As of February 9, according to the official announcement from the U.S. Attorney for the State of Delaware, “all felons in possession of firearms arrested by Wilmington Police officers will immediately be transferred to the ATF and detained in federal custody pending an initial appearance before a federal magistrate.” Detention in federal custody will continue until a trial before a federal judge. “In effect, the United States Attorney's Office will serve as the local prosecutor for all felon-in-possession cases in Wilmington.”
I'm not acquainted with the laws governing animal cruelty in Delaware, but let's posit – and why not – that they are similar to those in Idaho. Were I a Wilmington resident accused and convicted of the supposedly felonious offense of having a skinny dog, and then found in possession of a firearm (no sane and moral person would ever relinquish the right to own one), upon arrest I would be taken into federal custody – and most likely end up serving hard time in a federal prison.
Yes, initiatives like “Operation FED-UP” supposedly target hard-core criminals. But they are always driven by statistics, and nothing pads an ambitious federal prosecutor's record quite like scooping up non-violent, law-abiding people who have run afoul of some arcane provision of what our rulers insist on calling the “law.”
Aggravating as my experience has been, it's likely to turn out relatively well. But it is a tangible illustration of how easily any resident of the embryonic garrison state in which we now live can have his freedom extinguished, despite doing absolutely nothing wrong.

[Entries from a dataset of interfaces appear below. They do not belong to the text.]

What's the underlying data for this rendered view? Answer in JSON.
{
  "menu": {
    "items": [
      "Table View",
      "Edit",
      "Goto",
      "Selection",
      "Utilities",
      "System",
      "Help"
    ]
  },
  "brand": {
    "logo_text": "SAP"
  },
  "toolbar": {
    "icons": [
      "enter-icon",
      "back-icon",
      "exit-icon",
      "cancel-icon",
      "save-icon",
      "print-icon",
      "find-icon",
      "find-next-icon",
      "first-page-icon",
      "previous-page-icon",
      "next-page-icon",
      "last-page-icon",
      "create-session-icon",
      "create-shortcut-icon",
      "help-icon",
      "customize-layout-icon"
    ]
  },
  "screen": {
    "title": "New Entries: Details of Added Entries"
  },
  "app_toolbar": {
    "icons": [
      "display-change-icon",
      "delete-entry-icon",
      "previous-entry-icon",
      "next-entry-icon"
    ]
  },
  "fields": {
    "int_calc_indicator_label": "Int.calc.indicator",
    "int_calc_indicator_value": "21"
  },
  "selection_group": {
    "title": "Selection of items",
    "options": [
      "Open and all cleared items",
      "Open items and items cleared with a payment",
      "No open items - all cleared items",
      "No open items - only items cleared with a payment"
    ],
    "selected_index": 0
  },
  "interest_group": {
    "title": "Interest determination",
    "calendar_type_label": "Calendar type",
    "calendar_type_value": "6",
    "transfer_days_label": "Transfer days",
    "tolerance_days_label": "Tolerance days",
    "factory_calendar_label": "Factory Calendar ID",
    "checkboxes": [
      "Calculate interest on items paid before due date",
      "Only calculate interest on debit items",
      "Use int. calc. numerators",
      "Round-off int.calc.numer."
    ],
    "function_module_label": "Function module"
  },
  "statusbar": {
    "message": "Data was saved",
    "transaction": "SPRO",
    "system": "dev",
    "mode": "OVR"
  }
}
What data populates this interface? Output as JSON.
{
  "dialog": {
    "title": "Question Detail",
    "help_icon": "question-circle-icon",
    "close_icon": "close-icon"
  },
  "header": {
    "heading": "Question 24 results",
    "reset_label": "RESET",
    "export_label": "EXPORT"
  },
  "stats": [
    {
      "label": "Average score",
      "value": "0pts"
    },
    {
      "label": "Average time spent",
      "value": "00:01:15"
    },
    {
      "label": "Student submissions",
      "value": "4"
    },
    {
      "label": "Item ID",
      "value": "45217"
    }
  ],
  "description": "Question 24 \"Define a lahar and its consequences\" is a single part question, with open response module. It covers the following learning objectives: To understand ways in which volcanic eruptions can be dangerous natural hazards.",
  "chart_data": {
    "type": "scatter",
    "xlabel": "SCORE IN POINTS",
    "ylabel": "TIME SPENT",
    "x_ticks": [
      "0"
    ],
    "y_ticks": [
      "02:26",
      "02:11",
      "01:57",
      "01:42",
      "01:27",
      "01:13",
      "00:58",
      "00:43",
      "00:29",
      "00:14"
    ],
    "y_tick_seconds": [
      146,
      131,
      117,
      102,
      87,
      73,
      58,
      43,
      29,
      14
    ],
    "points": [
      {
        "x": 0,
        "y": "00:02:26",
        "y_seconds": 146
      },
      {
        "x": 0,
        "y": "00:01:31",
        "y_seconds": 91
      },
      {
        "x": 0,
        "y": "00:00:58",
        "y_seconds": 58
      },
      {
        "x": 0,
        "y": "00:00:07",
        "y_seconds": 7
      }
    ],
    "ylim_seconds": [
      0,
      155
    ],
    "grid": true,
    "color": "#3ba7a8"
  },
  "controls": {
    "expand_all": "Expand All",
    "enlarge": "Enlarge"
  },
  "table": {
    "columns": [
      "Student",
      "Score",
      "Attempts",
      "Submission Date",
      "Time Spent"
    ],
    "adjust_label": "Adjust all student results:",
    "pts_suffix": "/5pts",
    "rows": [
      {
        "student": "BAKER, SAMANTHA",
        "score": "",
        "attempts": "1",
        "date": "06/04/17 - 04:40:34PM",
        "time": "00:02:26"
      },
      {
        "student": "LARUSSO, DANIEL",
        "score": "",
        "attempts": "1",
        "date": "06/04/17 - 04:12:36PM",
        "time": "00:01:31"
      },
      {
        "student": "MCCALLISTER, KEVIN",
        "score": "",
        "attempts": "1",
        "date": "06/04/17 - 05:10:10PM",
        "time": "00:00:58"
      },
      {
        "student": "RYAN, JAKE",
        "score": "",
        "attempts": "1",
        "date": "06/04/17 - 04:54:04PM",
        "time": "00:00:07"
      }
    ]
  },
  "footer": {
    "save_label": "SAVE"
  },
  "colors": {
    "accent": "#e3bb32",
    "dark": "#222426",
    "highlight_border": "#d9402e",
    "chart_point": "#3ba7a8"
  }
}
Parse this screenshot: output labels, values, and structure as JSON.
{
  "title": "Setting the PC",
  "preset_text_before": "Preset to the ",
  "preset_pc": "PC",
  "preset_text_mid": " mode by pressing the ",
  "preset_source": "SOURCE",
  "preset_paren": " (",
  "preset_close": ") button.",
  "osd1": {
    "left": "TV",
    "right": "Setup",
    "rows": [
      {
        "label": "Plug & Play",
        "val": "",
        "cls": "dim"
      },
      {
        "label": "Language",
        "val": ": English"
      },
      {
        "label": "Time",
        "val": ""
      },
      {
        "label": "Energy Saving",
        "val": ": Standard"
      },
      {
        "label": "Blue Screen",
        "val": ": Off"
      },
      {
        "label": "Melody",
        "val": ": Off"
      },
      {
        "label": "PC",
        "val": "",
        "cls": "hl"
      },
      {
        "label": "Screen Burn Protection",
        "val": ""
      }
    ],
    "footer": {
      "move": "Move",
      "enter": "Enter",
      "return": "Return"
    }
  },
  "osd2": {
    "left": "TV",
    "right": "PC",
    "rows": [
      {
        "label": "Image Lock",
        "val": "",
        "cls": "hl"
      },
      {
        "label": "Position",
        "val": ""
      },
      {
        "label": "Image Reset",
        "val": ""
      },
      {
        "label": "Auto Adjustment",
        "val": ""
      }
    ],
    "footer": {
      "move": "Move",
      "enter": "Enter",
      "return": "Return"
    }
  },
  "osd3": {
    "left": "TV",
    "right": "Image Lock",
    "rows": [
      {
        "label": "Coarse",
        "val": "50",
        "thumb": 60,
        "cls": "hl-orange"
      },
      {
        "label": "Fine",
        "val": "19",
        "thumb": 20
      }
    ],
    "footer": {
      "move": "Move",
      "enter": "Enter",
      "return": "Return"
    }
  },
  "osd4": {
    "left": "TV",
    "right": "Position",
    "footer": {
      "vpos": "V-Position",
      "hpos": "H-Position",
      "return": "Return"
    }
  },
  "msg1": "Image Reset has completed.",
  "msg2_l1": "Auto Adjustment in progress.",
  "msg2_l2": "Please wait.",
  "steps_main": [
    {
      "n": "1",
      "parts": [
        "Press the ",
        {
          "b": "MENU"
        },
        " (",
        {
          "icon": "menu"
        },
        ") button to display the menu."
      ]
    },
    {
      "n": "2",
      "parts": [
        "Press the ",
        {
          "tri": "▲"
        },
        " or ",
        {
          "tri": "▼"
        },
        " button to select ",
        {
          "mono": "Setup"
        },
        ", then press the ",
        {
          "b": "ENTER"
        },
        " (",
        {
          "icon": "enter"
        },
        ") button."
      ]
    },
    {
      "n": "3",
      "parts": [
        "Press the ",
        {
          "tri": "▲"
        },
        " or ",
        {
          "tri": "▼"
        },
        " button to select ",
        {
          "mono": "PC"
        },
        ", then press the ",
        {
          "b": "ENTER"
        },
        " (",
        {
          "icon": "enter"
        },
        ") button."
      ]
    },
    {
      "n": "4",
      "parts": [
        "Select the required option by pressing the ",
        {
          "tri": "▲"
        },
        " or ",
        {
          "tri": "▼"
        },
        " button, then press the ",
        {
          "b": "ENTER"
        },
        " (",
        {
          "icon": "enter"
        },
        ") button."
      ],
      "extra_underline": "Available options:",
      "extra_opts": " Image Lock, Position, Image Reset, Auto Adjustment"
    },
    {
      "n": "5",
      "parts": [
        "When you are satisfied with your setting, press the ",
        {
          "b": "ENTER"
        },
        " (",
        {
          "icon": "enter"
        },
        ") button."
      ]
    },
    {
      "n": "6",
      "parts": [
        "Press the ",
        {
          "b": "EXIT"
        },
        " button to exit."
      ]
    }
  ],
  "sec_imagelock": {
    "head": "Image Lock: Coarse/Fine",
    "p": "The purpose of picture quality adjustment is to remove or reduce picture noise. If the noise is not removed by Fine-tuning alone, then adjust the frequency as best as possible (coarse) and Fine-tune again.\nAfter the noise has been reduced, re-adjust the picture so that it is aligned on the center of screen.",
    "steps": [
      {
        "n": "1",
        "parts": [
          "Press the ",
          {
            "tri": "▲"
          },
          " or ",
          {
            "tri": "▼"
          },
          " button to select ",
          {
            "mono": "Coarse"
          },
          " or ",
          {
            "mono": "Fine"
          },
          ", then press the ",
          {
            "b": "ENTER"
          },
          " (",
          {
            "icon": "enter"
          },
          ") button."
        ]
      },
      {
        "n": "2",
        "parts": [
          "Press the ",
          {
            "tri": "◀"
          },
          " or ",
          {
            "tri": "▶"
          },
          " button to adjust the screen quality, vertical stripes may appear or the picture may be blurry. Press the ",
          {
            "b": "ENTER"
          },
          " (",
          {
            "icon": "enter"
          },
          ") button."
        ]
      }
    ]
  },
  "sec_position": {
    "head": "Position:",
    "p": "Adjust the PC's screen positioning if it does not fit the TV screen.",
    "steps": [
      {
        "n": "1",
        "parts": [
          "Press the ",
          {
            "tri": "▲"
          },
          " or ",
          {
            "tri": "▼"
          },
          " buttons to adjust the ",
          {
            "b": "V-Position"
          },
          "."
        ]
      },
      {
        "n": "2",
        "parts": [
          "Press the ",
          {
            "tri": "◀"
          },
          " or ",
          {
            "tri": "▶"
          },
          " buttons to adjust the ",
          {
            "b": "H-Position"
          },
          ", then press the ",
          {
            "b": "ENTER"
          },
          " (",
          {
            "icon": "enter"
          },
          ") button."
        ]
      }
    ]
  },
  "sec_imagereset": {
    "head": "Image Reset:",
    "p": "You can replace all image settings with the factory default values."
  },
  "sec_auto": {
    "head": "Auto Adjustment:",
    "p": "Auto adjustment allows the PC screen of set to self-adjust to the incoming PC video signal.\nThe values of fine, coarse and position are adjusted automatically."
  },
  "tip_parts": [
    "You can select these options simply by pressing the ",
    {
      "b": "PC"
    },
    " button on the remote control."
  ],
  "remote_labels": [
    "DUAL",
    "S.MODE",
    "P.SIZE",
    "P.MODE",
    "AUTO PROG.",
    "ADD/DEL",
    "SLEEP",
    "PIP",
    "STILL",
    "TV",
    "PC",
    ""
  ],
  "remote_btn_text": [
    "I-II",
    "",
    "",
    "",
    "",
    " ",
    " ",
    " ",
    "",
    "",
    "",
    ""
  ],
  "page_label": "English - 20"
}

Do you have a horror story about a run-in with some agent of the State? Sure -- we all do! Please visit The Right Source and share your experience on our message board. While you're there, check our Kevin Shannon's radio show, the Pro Libertate e-zine, and the daily Liberty Minute audio commentaries, too. And be sure to tell your friends!